What you are asked to do: Filter the records down to the lines that hold the word "know", and copy each of those lines.

Items from an interface collection:

■ ■ ■ ■ ■ ■ ■

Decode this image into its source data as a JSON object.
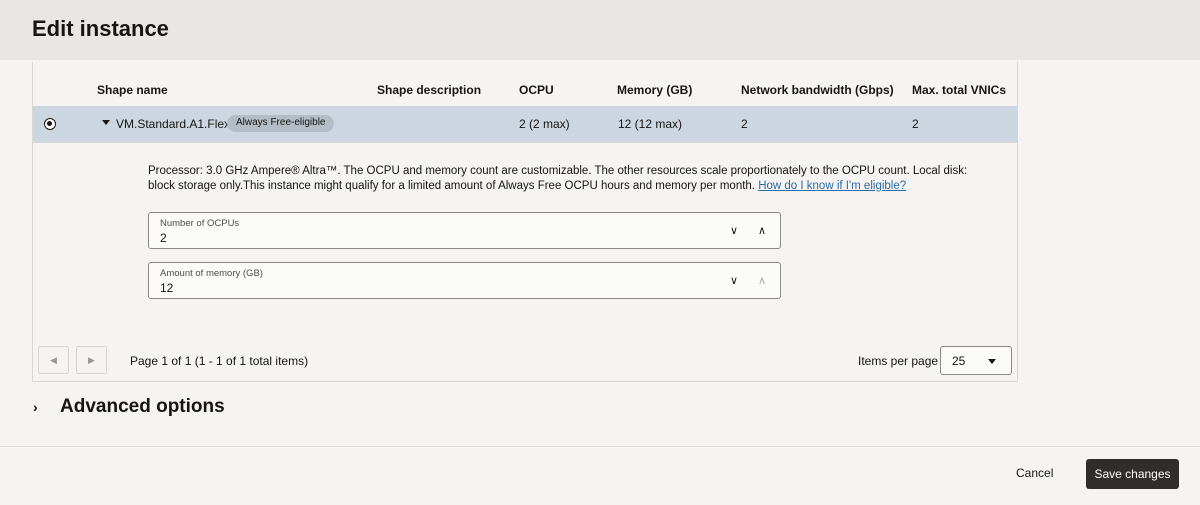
{
  "header": {
    "title": "Edit instance"
  },
  "table": {
    "columns": [
      "Shape name",
      "Shape description",
      "OCPU",
      "Memory (GB)",
      "Network bandwidth (Gbps)",
      "Max. total VNICs"
    ],
    "row": {
      "shape_name": "VM.Standard.A1.Flex",
      "badge": "Always Free-eligible",
      "ocpu": "2 (2 max)",
      "memory": "12 (12 max)",
      "bandwidth": "2",
      "vnics": "2"
    },
    "detail": {
      "description": "Processor: 3.0 GHz Ampere® Altra™. The OCPU and memory count are customizable. The other resources scale proportionately to the OCPU count. Local disk: block storage only.This instance might qualify for a limited amount of Always Free OCPU hours and memory per month.",
      "link": "How do I know if I'm eligible?",
      "ocpu_field": {
        "label": "Number of OCPUs",
        "value": "2"
      },
      "memory_field": {
        "label": "Amount of memory (GB)",
        "value": "12"
      }
    },
    "pagination": {
      "page_text": "Page 1 of 1 (1 - 1 of 1 total items)",
      "items_per_page_label": "Items per page",
      "items_per_page_value": "25"
    }
  },
  "advanced": {
    "title": "Advanced options"
  },
  "footer": {
    "cancel_label": "Cancel",
    "save_label": "Save changes"
  }
}
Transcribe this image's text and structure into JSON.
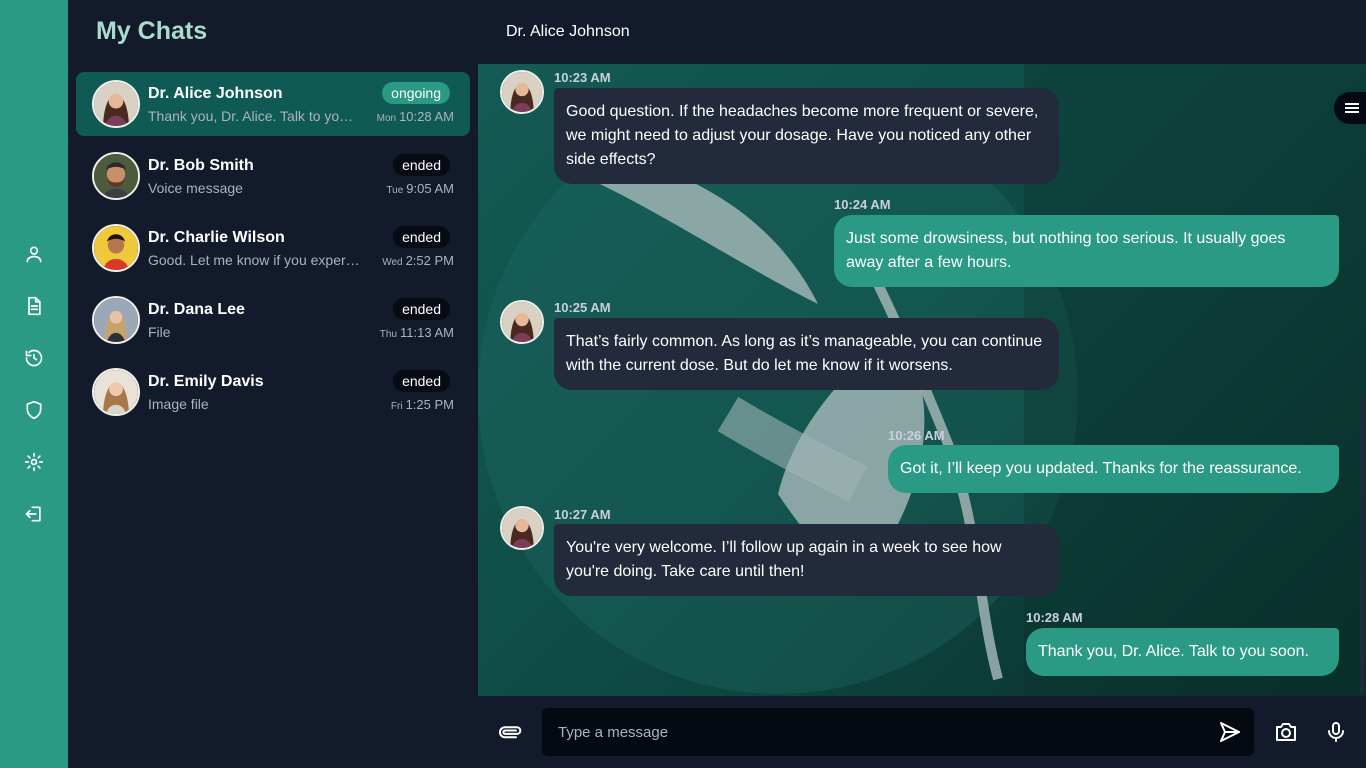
{
  "sidebar": {
    "icons": [
      "user-icon",
      "document-icon",
      "history-icon",
      "shield-icon",
      "gear-icon",
      "logout-icon"
    ]
  },
  "chat_list": {
    "title": "My Chats",
    "items": [
      {
        "name": "Dr. Alice Johnson",
        "preview": "Thank you, Dr. Alice. Talk to you soon.",
        "status": "ongoing",
        "day": "Mon",
        "time": "10:28 AM",
        "active": true
      },
      {
        "name": "Dr. Bob Smith",
        "preview": "Voice message",
        "status": "ended",
        "day": "Tue",
        "time": "9:05 AM"
      },
      {
        "name": "Dr. Charlie Wilson",
        "preview": "Good. Let me know if you experience any changes.",
        "status": "ended",
        "day": "Wed",
        "time": "2:52 PM"
      },
      {
        "name": "Dr. Dana Lee",
        "preview": "File",
        "status": "ended",
        "day": "Thu",
        "time": "11:13 AM"
      },
      {
        "name": "Dr. Emily Davis",
        "preview": "Image file",
        "status": "ended",
        "day": "Fri",
        "time": "1:25 PM"
      }
    ]
  },
  "conversation": {
    "title": "Dr. Alice Johnson",
    "messages": [
      {
        "direction": "in",
        "time": "10:23 AM",
        "text": "Good question. If the headaches become more frequent or severe, we might need to adjust your dosage. Have you noticed any other side effects?"
      },
      {
        "direction": "out",
        "time": "10:24 AM",
        "text": "Just some drowsiness, but nothing too serious. It usually goes away after a few hours."
      },
      {
        "direction": "in",
        "time": "10:25 AM",
        "text": "That’s fairly common. As long as it’s manageable, you can continue with the current dose. But do let me know if it worsens."
      },
      {
        "direction": "out",
        "time": "10:26 AM",
        "text": "Got it, I’ll keep you updated. Thanks for the reassurance."
      },
      {
        "direction": "in",
        "time": "10:27 AM",
        "text": "You're very welcome. I’ll follow up again in a week to see how you're doing. Take care until then!"
      },
      {
        "direction": "out",
        "time": "10:28 AM",
        "text": "Thank you, Dr. Alice. Talk to you soon."
      }
    ]
  },
  "composer": {
    "placeholder": "Type a message",
    "value": ""
  },
  "colors": {
    "accent": "#2a9a84",
    "panel": "#131a2b",
    "incoming_bubble": "#222a3b",
    "outgoing_bubble": "#2a9a84",
    "active_item": "#0f5a55"
  }
}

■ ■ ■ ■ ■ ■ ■

Task solution:
      "link": "How do I know if I'm eligible?",
        "preview": "Good. Let me know if you experience any changes.",
        "text": "That’s fairly common. As long as it’s manageable, you can continue with the current dose. But do let me know if it worsens."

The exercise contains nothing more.